Segment Start: Data for review

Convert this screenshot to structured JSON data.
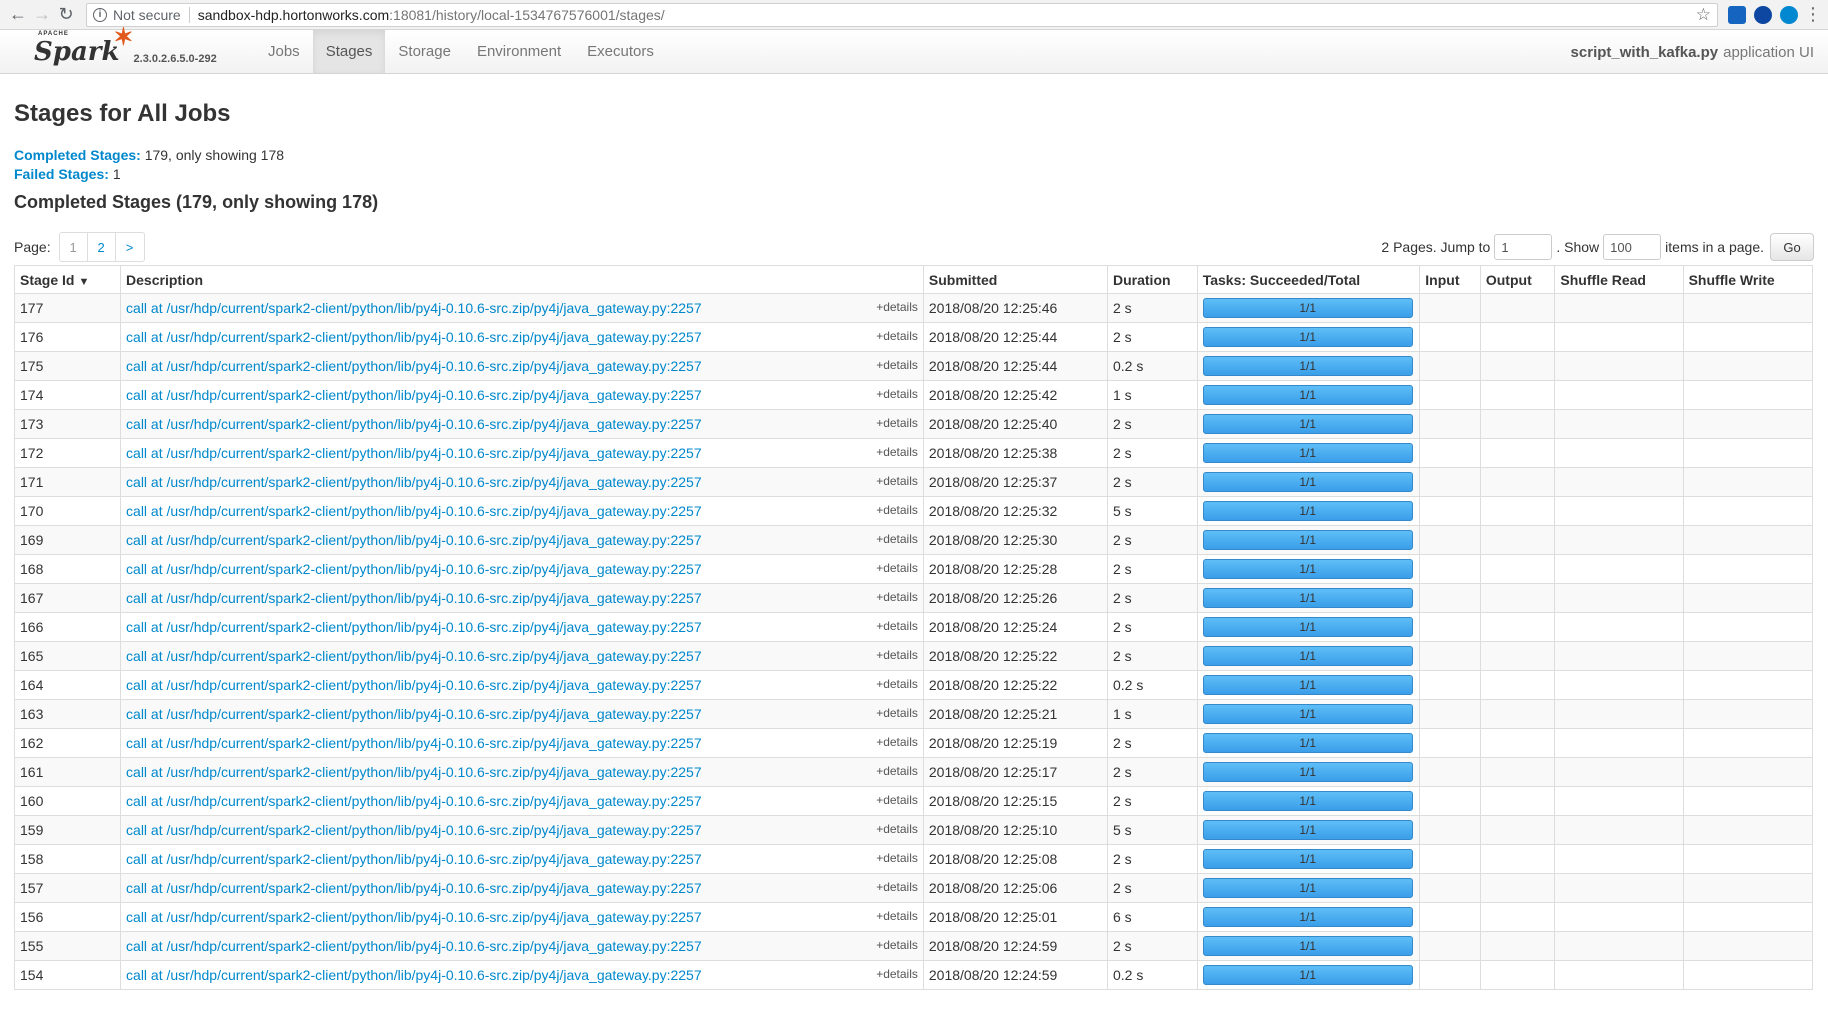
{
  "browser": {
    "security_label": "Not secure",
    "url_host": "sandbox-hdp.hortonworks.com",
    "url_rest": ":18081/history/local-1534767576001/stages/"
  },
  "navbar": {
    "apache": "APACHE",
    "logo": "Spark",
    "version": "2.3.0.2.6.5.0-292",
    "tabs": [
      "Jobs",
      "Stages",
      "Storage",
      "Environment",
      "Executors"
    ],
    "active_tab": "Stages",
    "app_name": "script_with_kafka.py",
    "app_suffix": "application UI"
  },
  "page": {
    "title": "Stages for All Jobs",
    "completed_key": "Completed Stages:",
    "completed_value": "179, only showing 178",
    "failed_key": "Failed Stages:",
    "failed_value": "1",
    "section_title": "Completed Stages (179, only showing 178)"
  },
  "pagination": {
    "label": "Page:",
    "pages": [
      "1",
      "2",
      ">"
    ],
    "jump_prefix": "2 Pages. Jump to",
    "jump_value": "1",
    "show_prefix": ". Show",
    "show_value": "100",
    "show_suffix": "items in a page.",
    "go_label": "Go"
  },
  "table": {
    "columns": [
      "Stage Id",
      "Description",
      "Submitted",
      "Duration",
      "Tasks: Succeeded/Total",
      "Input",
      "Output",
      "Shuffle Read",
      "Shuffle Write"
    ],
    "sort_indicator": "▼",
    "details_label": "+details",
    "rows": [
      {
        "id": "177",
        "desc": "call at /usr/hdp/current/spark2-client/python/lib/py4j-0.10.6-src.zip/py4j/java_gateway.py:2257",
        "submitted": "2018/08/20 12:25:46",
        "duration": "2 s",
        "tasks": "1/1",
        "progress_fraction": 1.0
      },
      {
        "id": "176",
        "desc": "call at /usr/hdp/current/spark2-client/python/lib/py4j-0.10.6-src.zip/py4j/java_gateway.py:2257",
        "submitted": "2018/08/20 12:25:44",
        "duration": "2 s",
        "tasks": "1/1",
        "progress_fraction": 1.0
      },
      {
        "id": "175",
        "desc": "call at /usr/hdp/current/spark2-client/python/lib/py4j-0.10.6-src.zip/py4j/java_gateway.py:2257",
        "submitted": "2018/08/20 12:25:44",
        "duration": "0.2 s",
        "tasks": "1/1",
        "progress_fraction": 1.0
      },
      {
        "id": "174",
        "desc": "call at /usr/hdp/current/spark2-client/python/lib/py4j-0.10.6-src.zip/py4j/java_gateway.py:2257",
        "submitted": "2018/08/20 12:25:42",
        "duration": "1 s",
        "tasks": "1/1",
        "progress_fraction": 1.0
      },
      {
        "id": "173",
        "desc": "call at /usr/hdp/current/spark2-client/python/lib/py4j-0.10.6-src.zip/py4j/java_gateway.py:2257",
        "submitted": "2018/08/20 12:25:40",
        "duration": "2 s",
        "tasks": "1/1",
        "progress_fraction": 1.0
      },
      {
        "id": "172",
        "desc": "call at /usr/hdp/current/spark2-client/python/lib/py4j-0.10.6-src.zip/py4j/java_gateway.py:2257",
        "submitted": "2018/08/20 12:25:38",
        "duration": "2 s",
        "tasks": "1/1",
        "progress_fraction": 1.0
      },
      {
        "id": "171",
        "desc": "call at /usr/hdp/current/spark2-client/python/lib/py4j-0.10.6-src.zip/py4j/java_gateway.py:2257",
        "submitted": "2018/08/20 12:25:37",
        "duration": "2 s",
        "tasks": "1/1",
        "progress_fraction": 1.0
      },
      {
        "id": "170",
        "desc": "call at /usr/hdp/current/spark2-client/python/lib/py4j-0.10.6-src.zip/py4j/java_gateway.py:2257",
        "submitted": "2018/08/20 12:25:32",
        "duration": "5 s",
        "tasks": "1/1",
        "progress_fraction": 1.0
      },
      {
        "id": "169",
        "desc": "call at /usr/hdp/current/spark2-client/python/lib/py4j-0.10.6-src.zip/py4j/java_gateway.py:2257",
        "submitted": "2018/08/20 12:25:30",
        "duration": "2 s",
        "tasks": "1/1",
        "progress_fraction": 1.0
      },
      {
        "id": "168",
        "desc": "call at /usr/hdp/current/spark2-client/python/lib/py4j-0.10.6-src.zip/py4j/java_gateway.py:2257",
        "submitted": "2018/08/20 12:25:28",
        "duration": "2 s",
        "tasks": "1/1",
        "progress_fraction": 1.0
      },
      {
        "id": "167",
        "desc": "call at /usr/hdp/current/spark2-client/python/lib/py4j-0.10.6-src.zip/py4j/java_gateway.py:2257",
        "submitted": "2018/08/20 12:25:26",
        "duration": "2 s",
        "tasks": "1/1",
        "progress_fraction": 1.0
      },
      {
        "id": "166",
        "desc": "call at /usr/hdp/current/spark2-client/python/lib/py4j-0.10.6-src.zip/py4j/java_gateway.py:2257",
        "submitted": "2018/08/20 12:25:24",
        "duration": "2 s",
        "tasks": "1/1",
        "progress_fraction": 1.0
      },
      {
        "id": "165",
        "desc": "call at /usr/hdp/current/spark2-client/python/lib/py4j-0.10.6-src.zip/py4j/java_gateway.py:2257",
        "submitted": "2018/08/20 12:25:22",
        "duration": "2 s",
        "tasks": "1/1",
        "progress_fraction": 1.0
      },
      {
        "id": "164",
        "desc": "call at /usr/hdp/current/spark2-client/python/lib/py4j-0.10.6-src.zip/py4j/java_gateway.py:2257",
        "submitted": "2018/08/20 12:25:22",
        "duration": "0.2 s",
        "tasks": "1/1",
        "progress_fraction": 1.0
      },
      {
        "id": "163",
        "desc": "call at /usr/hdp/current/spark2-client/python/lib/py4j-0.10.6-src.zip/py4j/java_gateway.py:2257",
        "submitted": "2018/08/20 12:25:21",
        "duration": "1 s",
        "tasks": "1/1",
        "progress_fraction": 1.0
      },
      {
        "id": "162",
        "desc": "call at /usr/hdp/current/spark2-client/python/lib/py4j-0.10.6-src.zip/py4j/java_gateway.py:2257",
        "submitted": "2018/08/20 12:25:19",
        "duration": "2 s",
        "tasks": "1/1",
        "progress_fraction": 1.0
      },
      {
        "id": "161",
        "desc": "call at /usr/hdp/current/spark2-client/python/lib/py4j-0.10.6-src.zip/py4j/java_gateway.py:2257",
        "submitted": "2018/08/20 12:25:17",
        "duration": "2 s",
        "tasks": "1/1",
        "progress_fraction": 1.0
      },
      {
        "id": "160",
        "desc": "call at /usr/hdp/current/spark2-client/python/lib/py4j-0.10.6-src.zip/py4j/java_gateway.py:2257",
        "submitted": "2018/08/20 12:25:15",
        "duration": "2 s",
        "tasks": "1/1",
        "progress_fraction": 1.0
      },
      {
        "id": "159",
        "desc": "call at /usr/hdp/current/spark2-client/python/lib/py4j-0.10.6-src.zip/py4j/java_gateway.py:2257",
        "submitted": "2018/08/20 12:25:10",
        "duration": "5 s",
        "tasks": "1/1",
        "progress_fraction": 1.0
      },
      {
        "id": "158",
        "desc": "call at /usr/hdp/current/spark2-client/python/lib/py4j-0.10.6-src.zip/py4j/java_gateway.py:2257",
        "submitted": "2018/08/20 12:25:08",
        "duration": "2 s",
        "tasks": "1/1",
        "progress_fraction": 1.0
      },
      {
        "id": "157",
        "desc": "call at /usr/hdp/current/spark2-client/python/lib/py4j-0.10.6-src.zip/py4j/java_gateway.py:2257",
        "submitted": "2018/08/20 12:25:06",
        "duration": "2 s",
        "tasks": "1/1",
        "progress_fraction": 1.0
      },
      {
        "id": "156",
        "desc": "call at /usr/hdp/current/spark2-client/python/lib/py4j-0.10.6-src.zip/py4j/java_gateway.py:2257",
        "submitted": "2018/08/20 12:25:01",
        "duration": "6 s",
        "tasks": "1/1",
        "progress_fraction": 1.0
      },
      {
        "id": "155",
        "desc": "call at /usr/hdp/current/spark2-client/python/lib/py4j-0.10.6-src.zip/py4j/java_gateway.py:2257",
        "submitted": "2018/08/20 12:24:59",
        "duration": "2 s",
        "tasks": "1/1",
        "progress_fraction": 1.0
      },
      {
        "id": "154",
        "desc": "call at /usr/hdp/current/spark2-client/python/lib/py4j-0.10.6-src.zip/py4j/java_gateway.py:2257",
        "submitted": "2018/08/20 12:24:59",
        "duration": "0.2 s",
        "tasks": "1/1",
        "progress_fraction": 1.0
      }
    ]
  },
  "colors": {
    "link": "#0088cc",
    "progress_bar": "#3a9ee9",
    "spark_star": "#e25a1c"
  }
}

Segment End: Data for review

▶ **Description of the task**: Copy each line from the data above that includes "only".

▶ **Completed task**:
    "completed_value": "179, only showing 178",
    "section_title": "Completed Stages (179, only showing 178)"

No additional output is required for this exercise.